Although Rashid is the most high-profile example, he is not the only Afghanistan player having a poor World Cup. The team, in general, has performed worse than expected, and though never tipped to be one of the semi-finalists, they have now suffered three big defeats in succession.

In an interview with Mid-Day, Rashid put the team's performance down partly to inexperience.

"I don't think we prepared that well for a tournament like this," he said. "We should have won at least one or two games; we had the opportunity to do so, but we lacked experience. Hopefully, we will get that with time. All teams have come here with big preparations. We will utilise this experience when we play these teams again.

"For example, it was our first ODI against South Africa, we played New Zealand after four years. If we play against teams after four years, we will lack understanding. We have played against Pakistan before in the Asia Cup, so we had a fair idea. In the World Cup warm-up match, we won against them. So, the more you play against them, the better."

Rashid would not be drawn directly on the other controversies surrounding Afghanistan at present - particularly regarding the alleged board interference with the way the team is run. He had, however, been publicly critical of the decision to remove Asghar Afghan from the captaincy less than two months before the start of the World Cup.

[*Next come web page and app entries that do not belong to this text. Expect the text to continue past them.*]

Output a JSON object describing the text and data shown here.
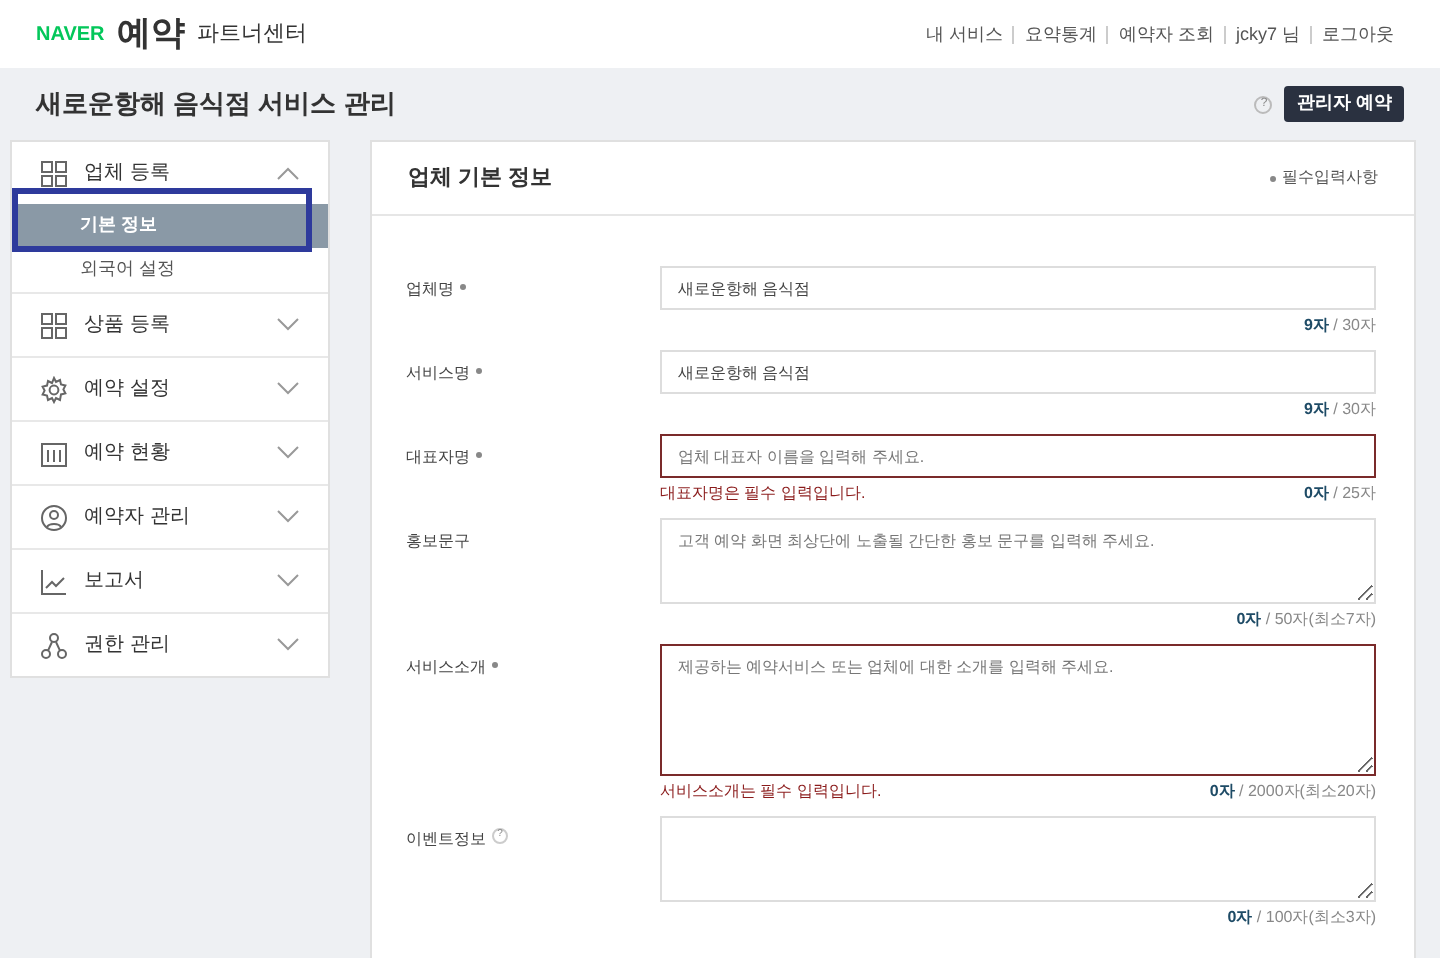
{
  "header": {
    "brand": "NAVER",
    "product": "예약",
    "subtitle": "파트너센터",
    "links": [
      "내 서비스",
      "요약통계",
      "예약자 조회",
      "jcky7 님",
      "로그아웃"
    ]
  },
  "page_title": "새로운항해 음식점 서비스 관리",
  "admin_button": {
    "help": "?",
    "label": "관리자 예약"
  },
  "sidebar": [
    {
      "kind": "grid",
      "label": "업체 등록",
      "expanded": true,
      "children": [
        {
          "label": "기본 정보",
          "selected": true
        },
        {
          "label": "외국어 설정",
          "selected": false
        }
      ]
    },
    {
      "kind": "grid",
      "label": "상품 등록",
      "expanded": false
    },
    {
      "kind": "gear",
      "label": "예약 설정",
      "expanded": false
    },
    {
      "kind": "calendar",
      "label": "예약 현황",
      "expanded": false
    },
    {
      "kind": "person",
      "label": "예약자 관리",
      "expanded": false
    },
    {
      "kind": "chart",
      "label": "보고서",
      "expanded": false
    },
    {
      "kind": "nodes",
      "label": "권한 관리",
      "expanded": false
    }
  ],
  "panel": {
    "title": "업체 기본 정보",
    "required_note": "필수입력사항",
    "fields": [
      {
        "kind": "text",
        "label": "업체명",
        "required": true,
        "help": false,
        "value": "새로운항해 음식점",
        "count": "9자",
        "limit": "/ 30자"
      },
      {
        "kind": "text",
        "label": "서비스명",
        "required": true,
        "help": false,
        "value": "새로운항해 음식점",
        "count": "9자",
        "limit": "/ 30자"
      },
      {
        "kind": "text",
        "label": "대표자명",
        "required": true,
        "help": false,
        "placeholder": "업체 대표자 이름을 입력해 주세요.",
        "error": "대표자명은 필수 입력입니다.",
        "count": "0자",
        "limit": "/ 25자"
      },
      {
        "kind": "textarea",
        "label": "홍보문구",
        "required": false,
        "help": false,
        "placeholder": "고객 예약 화면 최상단에 노출될 간단한 홍보 문구를 입력해 주세요.",
        "count": "0자",
        "limit": "/ 50자(최소7자)"
      },
      {
        "kind": "tall_textarea",
        "label": "서비스소개",
        "required": true,
        "help": false,
        "placeholder": "제공하는 예약서비스 또는 업체에 대한 소개를 입력해 주세요.",
        "error": "서비스소개는 필수 입력입니다.",
        "count": "0자",
        "limit": "/ 2000자(최소20자)"
      },
      {
        "kind": "textarea",
        "label": "이벤트정보",
        "required": false,
        "help": true,
        "count": "0자",
        "limit": "/ 100자(최소3자)"
      }
    ]
  }
}
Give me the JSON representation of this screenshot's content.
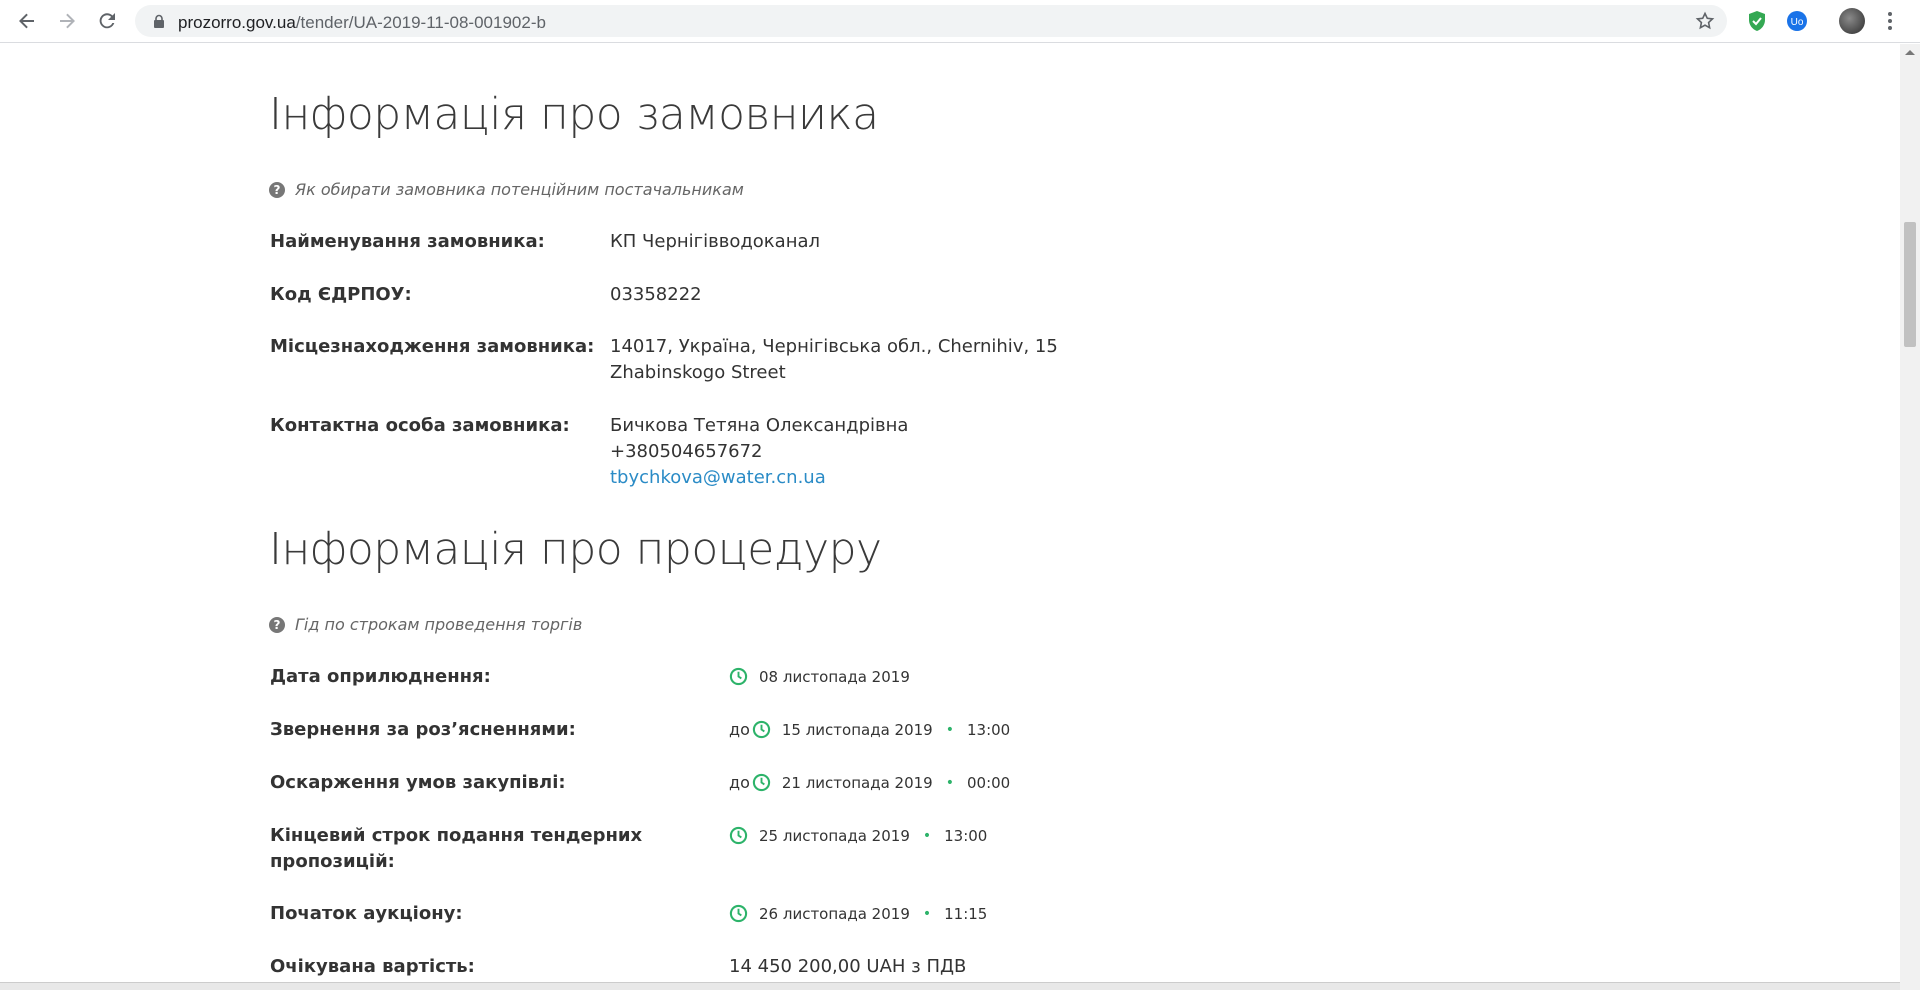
{
  "browser": {
    "url_host": "prozorro.gov.ua",
    "url_path": "/tender/UA-2019-11-08-001902-b",
    "colors": {
      "shield": "#34a853",
      "ext_blue": "#1a73e8"
    }
  },
  "customer": {
    "title": "Інформація про замовника",
    "hint": "Як обирати замовника потенційним постачальникам",
    "fields": {
      "name_label": "Найменування замовника:",
      "name_value": "КП Чернігівводоканал",
      "edrpou_label": "Код ЄДРПОУ:",
      "edrpou_value": "03358222",
      "location_label": "Місцезнаходження замовника:",
      "location_line1": "14017, Україна, Чернігівська обл., Chernihiv, 15",
      "location_line2": "Zhabinskogo Street",
      "contact_label": "Контактна особа замовника:",
      "contact_name": "Бичкова Тетяна Олександрівна",
      "contact_phone": "+380504657672",
      "contact_email": "tbychkova@water.cn.ua"
    }
  },
  "procedure": {
    "title": "Інформація про процедуру",
    "hint": "Гід по строкам проведення торгів",
    "rows": [
      {
        "label": "Дата оприлюднення:",
        "prefix": "",
        "date": "08 листопада 2019",
        "time": ""
      },
      {
        "label": "Звернення за роз’ясненнями:",
        "prefix": "до",
        "date": "15 листопада 2019",
        "time": "13:00"
      },
      {
        "label": "Оскарження умов закупівлі:",
        "prefix": "до",
        "date": "21 листопада 2019",
        "time": "00:00"
      },
      {
        "label": "Кінцевий строк подання тендерних",
        "label2": "пропозицій:",
        "prefix": "",
        "date": "25 листопада 2019",
        "time": "13:00"
      },
      {
        "label": "Початок аукціону:",
        "prefix": "",
        "date": "26 листопада 2019",
        "time": "11:15"
      }
    ],
    "expected_label": "Очікувана вартість:",
    "expected_value": "14 450 200,00 UAH з ПДВ",
    "clock_color": "#2db36a"
  }
}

"When the captain was changed, yes we made our anger public. I did not do that to support our previous captain or anybody else. I did it for Afghanistan cricket. If someone is trying to spoil my Afghanistan cricket, then it does not matter who it is," he said. "Cricket is the only thing that brings a smile on people's faces. I wanted to say that it was not the right time to take such a big decision - just before the World Cup.

"When I am on the field, I don't think I play for my captain or for my cricket board. I play only for Afghanistan. No one is important than my country."